9 comments:

austinatheist said...

Well that didn't take you long. Bravo!

bigdumbchimp said...

Ugh. He's an interesting character similar to a street actor. I never believed alot of what he was saying. It always seems like to me he was just saying shit to rile up a group of people or to get more publicity.

Ranson said...

I liked Kinky, but I heard those same comments last year and knew he'd be alienating his rational followers. I like it when grade-A publicity hounds run for office, especially when they're also speak-their-mind, grade-A bastards like Ventura was. You don't have to agree with them all the time, but they usually won't lie to you as much. I guess Kinky is just a grade-C weasel, in the end.

I live in NC, though, so it's all sort of moot.

bourgeois_rage said...

Vote for Kinky if only because the other dolts are probably no better if not worse.

Please don't listen to me. I really don't know, and I live in Ohio.

MichaelBains said...

"the kids will find out sooner or later. But (for) the time being, let's let them believe in something."

Gee... Is he saying they'll know when they're dead? Besides being rediculous, that doesn't sound like it's gonna help 'em all that much.

More importantly, I've always considered it the Schools' job to help the kids learn how to believe in Themselves. It's pretty much the only thing every one of us actually has to believe in, donthchyaknow...

Like some of the other folks I've read recently ('cluding above,) I kinda dig the Kinkster, but really couldn't see m'self voting for him, even were I a Texan.

Good Luck, Dog.

austinatheist said...

bigdumbchimp...

"It always seems like to me he was just saying shit to rile up a group of people or to get more publicity."

Click here, and scoll all the way down to take an opinion poll conerning Kinky's hostory of employing racial slurs in his comedy routines.

So far it's a dead heat between "Yes! It's unseemly for a leader of Texas," and "No! C'mon, he poked fun at everybody! Lighten up!" I voted for the former. How will you vote?

TAKE A POLL
Is Kinky Friedman's use of racial epithets as a comedy music performer a legitimate issue in the gubernatorial race?

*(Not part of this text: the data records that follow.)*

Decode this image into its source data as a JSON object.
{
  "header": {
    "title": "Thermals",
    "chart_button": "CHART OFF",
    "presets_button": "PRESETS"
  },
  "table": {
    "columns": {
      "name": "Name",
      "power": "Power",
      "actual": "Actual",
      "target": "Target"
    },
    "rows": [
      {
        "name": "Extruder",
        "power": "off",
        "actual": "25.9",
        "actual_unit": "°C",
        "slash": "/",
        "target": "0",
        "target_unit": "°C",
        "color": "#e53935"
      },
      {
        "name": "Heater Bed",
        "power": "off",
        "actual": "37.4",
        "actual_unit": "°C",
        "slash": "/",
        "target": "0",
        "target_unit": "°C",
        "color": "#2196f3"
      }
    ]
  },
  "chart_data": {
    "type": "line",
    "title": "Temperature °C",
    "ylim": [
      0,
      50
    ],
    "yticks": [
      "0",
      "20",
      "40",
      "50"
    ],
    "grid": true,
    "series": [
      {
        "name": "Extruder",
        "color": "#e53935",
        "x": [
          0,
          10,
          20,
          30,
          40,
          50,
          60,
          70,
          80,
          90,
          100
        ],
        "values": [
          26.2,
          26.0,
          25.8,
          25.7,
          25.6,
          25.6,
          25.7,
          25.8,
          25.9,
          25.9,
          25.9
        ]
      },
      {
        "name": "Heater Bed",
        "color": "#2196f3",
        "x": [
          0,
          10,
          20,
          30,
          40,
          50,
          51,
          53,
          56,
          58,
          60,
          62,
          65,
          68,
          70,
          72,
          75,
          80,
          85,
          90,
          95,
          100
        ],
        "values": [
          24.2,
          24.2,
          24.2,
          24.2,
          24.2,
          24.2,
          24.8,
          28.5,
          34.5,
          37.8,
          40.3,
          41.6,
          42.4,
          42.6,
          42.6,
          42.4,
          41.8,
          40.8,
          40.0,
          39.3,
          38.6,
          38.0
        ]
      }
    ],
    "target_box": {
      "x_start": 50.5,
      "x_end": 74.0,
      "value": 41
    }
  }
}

Yes! It's unseemly for a leader of Texas.:
45%
Yes. Even if it was funny, who's laughing now?:
3%
Not sure. Is what he did as a performer relevant?:
2%
No. I don't approve, but it's irrelevant.:
6%
No! C'mon, he poked fun at everybody! Lighten up!:
45%

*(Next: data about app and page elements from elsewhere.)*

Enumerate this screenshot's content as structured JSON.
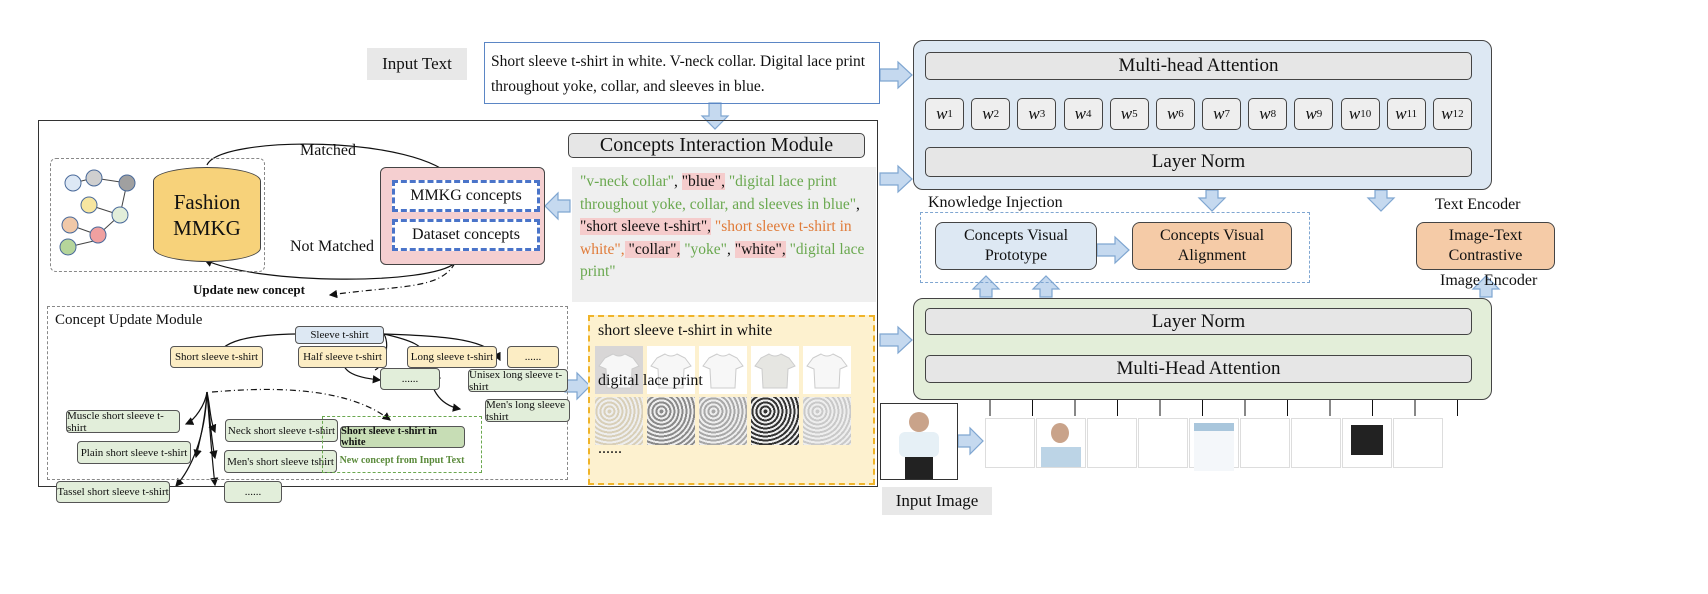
{
  "input_text": {
    "label": "Input Text",
    "text": "Short sleeve t-shirt in white. V-neck collar. Digital lace print throughout yoke, collar, and sleeves in blue."
  },
  "text_encoder": {
    "label": "Text Encoder",
    "attention": "Multi-head Attention",
    "norm": "Layer Norm",
    "weights": [
      "1",
      "2",
      "3",
      "4",
      "5",
      "6",
      "7",
      "8",
      "9",
      "10",
      "11",
      "12"
    ]
  },
  "image_encoder": {
    "label": "Image Encoder",
    "attention": "Multi-Head Attention",
    "norm": "Layer Norm"
  },
  "knowledge_injection": {
    "label": "Knowledge Injection",
    "prototype": "Concepts Visual Prototype",
    "alignment": "Concepts Visual Alignment"
  },
  "contrastive": "Image-Text Contrastive",
  "input_image": "Input Image",
  "cim": {
    "title": "Concepts Interaction Module",
    "concepts": [
      {
        "t": "\"v-neck collar\"",
        "c": "gr"
      },
      {
        "t": ", ",
        "c": ""
      },
      {
        "t": "\"blue\",",
        "c": "hl"
      },
      {
        "t": " \"digital lace print throughout yoke, collar, and sleeves in blue\"",
        "c": "gr"
      },
      {
        "t": ", ",
        "c": ""
      },
      {
        "t": "\"short sleeve t-shirt\",",
        "c": "hl"
      },
      {
        "t": " \"short sleeve t-shirt in white\",",
        "c": "or"
      },
      {
        "t": " \"collar\",",
        "c": "hl"
      },
      {
        "t": " \"yoke\"",
        "c": "gr"
      },
      {
        "t": ", ",
        "c": ""
      },
      {
        "t": "\"white\",",
        "c": "hl"
      },
      {
        "t": " \"digital lace print\"",
        "c": "gr"
      }
    ]
  },
  "mmkg": {
    "db": "Fashion MMKG",
    "matched": "Matched",
    "not_matched": "Not Matched",
    "mmkg_concepts": "MMKG concepts",
    "dataset_concepts": "Dataset concepts",
    "update": "Update new concept",
    "node_colors": [
      "#dde8f5",
      "#cfcfcf",
      "#a0a0a0",
      "#f7e6a0",
      "#e2eeda",
      "#f0c8a8",
      "#f0a0a0",
      "#b5d59a"
    ]
  },
  "cum": {
    "title": "Concept Update Module",
    "root": "Sleeve t-shirt",
    "level1": [
      "Short sleeve t-shirt",
      "Half sleeve t-shirt",
      "Long sleeve t-shirt",
      "......"
    ],
    "short_children": [
      "Muscle short sleeve t-shirt",
      "Plain short sleeve t-shirt",
      "Tassel short sleeve t-shirt",
      "Neck short sleeve t-shirt",
      "Men's short sleeve tshirt",
      "......"
    ],
    "half_children": [
      "......"
    ],
    "long_children": [
      "Unisex long sleeve t-shirt",
      "Men's long sleeve tshirt"
    ],
    "new_concept": "Short sleeve t-shirt in white",
    "new_label": "New concept from Input Text"
  },
  "prototypes": {
    "a": "short sleeve t-shirt in white",
    "b": "digital lace print",
    "more": "......"
  }
}
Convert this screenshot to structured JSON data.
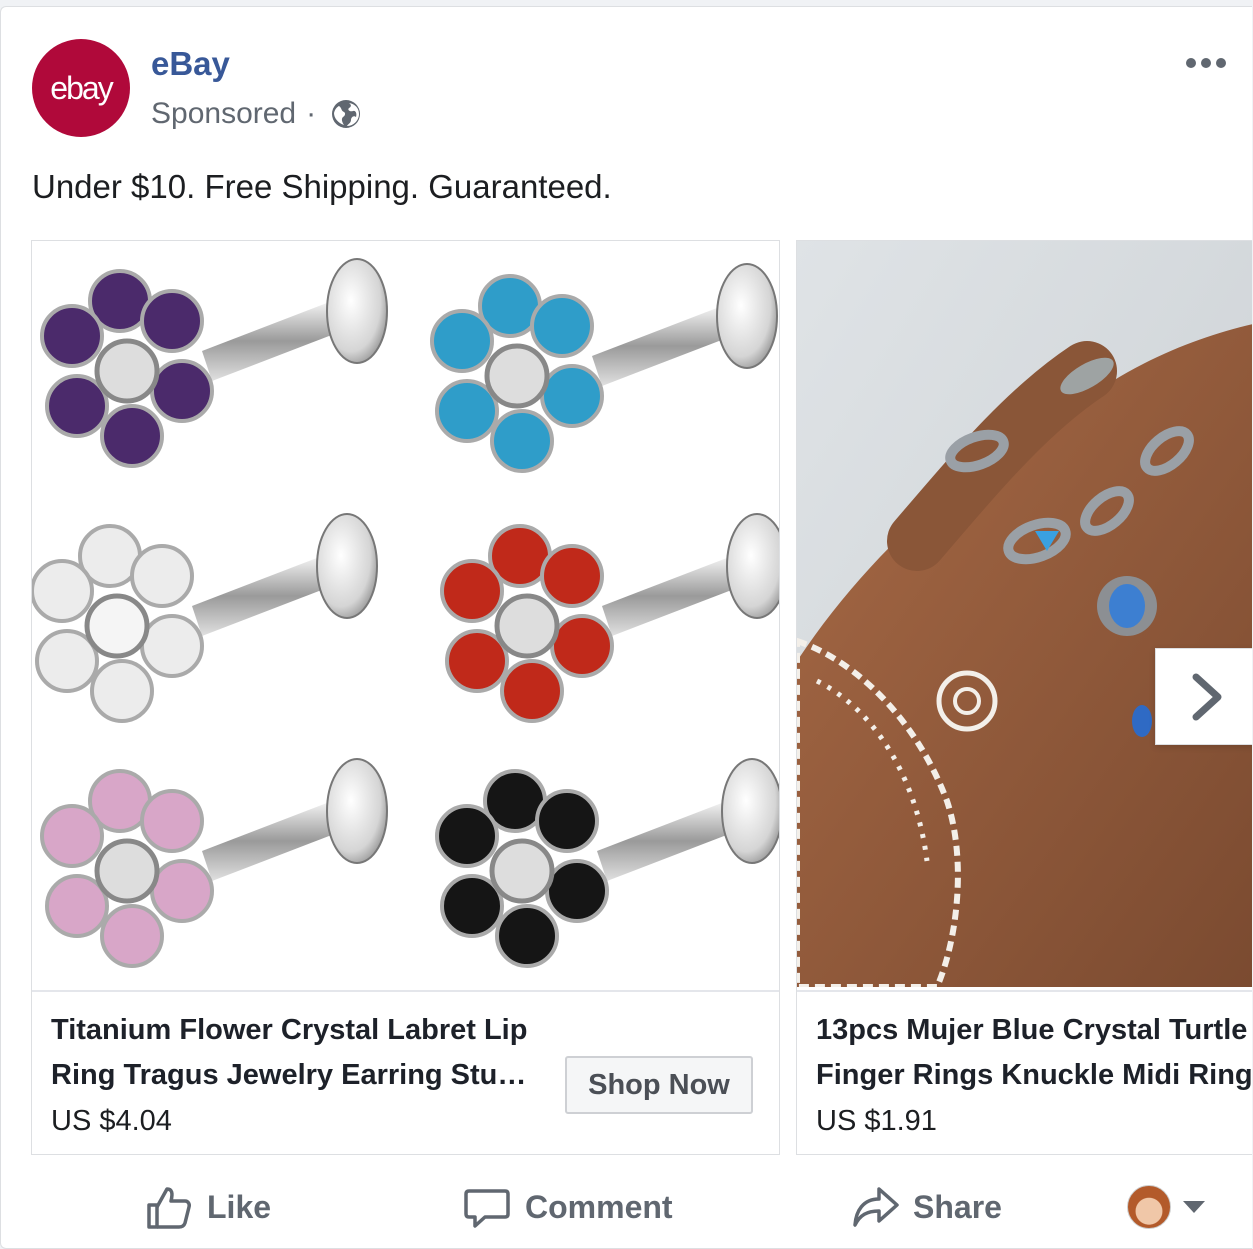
{
  "page": {
    "name": "eBay",
    "avatar_text": "ebay",
    "sponsored_label": "Sponsored",
    "separator": "·",
    "globe_icon": "globe-icon",
    "more_icon": "more-dots-icon"
  },
  "post": {
    "caption": "Under $10. Free Shipping. Guaranteed."
  },
  "carousel": {
    "cards": [
      {
        "title": "Titanium Flower Crystal Labret Lip\nRing Tragus Jewelry Earring Stu…",
        "price": "US $4.04",
        "cta_label": "Shop Now",
        "image_icon": "labret-studs-image"
      },
      {
        "title": "13pcs Mujer Blue Crystal Turtle\nFinger Rings Knuckle Midi Ring",
        "price": "US $1.91",
        "image_icon": "hand-rings-image"
      }
    ],
    "next_icon": "chevron-right-icon"
  },
  "actions": {
    "like_label": "Like",
    "comment_label": "Comment",
    "share_label": "Share"
  },
  "colors": {
    "brand_ebay": "#b0093a",
    "link_blue": "#385898",
    "text_muted": "#606770"
  }
}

Total Votes: 562

Xanthir, FCD said...

Being a fellow Texan (though a Houstonite), I was quite ready to vote for Kinky until I heard this sort of thing come out of his mouth several weeks ago.

I still like the guy, and if it wasn't for this, I'd vote for him. But now my vote's going to Bell. I have next to no idea what his policies are, but hey, he's a Dem. Can't be worse than the Rep and Red/Ind that we've also got running.

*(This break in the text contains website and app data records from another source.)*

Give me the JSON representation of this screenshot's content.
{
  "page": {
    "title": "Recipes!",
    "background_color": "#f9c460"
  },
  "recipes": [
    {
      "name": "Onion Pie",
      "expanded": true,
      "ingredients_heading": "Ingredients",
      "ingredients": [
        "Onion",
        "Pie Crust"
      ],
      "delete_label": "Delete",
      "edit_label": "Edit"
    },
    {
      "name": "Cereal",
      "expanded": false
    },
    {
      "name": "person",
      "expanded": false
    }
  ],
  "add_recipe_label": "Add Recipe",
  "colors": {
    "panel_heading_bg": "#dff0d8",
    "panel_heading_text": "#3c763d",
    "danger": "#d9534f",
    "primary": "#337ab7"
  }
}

Nes said...

I'll tell you right now. I'm for prayer in school. I say what's wrong with a kid believing in something?
...
Friedman foresees Texas schools having revolving prayer along the lines of "may the God of your choice bless you."

This is one of my biggest pet peeves. He doesn't come right out and say it, but it sounds awfully damned close to saying that people can't pray in schools at all, which, the last time I checked, is complete codswallop. See here, or here, or this quote from Wikipedia: "Regarding the Free Exercise Clause of the First Amendment, the courts have consistently ruled that students' expressions of religious views through prayer or otherwise cannot be abridged unless they can be shown to cause substantial disruption in the school."

So, students CAN "believ[e] in something" and pray to it all they want; just as long as they aren't being disruptive.

texasfortexans said...

The debate was 59 minutes and 50 seconds of blah, blah, blah surrounding 10 seconds of brilliance. Here's the beauty part:

Kinky Friedman said he would call for military martial law in border cities if he becomes governor on Friday, during the only gubernatorial debate scheduled for the campaign season. ... "Yeah, of course, whatever it takes," said Friedman in response to a question from an Austin television reporter about whether he would declare martial law. Declaring it would make his proposal to add 8,500 National Guard troops to the border possible.